Weird radio signals are coming from small read star that is located about 11 light-years from Earth and astronomers are not exactly sure what is their cause
While scientists in Puerto Rico at the Arecibo Observatory observed red dwarfs, in May they picked up some odd, unique radio waves, coming from the location of the Ross 128 star. They first thought their source is the red dwarf, but this wave patterns don’t really match regular red dwarf’s waves. Those signals appeared to be coming from deep space according to Abel Méndez, director of the Planetary Habitability Laboratory at the University of Puerto Rico at Arecibo, and his team.
This situation left scientists very confused as they had no certain explanation. One of options is that the signals are coming form Ross 128, due to its solar flares as it is very active star. But still flare signals are usually at much lower frequencies than these. The waves could be coming from something else within the field of view of Ross 128. “So right now we don’t have a theory to say how this star could do this,” says Méndez.
Scientists are not ruling out a local source. And the unusual thing is that they can’t tell whether the origin is on our planet or in the space. The signal could be caused by the radio interference, but it would be easy recognized. According to Mendez, it could also be one of the satellites, but that would be weird as not one satellite has ever send signals similar to these. “Interference can bounce between the mountains and buildings and cause strange things,” he says. “Never like this, though.”
The thing that assured scientists that signal is coming from the space is that every wave has its own frequency . Usually waves used for communication on Earth have only one frequency. Signals from Ross 128 had many different frequencies and each wave arrived at different time.
That indicates that signal has been traveling for a large period of time through space. Radio waves traveling here will sometimes run into small particles in interstellar space which will slow the low frequency waves, and result in them getting to Earth later than the ones with high frequency. That effect is called dispersion. The Ross 128 signals were also affected by the dispersion.
Solar flares have a kind of signature, and that is how scientists recognize them, and know what to expect. But this signal did not have that type of signature, so it could some new type of solar flare. And in the end there is always option where aliens sent those signals, but Méndez addressed that saying that explanation is “at the bottom of many other better explanations.”

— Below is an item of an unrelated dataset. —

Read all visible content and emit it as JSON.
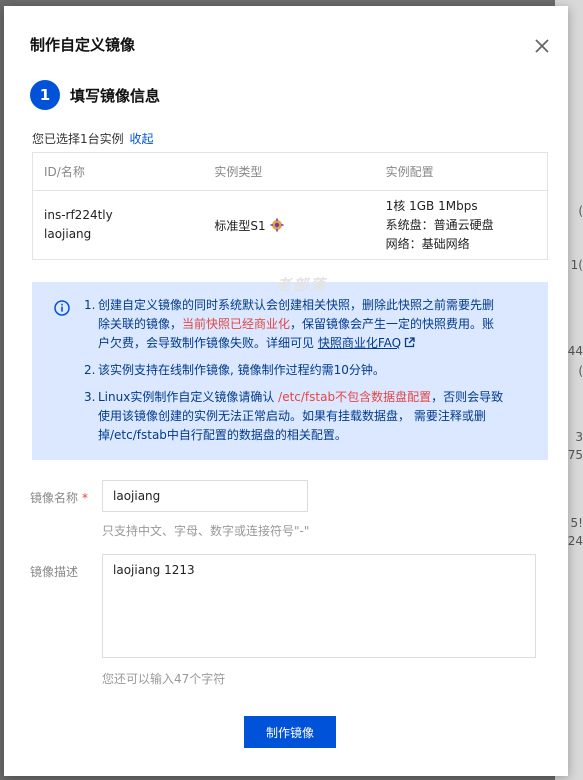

On Sunday we might get some answers as the team at Arecibo will have another chance to observe the star after two moths. They will examine the new data this week and they hope the results will be revealed this They are assured that new data will help them find the source. And when they find where they come from they will provide us with the cause of the radio waves. Méndez concluded a story with: “We’re rushing this because we want to know.”